Which lines in the data below contain the word "chevron"? Copy each of them.

[Extracted records]
##############################
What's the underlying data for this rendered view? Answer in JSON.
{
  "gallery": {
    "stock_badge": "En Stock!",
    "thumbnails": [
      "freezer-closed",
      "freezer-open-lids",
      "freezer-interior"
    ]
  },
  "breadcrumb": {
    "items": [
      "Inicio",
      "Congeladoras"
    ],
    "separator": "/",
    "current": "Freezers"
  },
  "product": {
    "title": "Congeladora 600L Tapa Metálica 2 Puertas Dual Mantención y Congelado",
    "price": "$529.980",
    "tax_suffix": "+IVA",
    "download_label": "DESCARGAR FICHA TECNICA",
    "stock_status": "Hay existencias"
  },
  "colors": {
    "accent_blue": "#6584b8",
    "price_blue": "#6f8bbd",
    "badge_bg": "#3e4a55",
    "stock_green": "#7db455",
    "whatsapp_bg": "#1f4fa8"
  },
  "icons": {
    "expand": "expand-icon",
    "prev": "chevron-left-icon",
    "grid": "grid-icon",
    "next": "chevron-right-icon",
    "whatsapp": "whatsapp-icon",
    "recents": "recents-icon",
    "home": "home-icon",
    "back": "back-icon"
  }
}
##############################
* [Task solution]:
    "prev": "chevron-left-icon",
    "next": "chevron-right-icon",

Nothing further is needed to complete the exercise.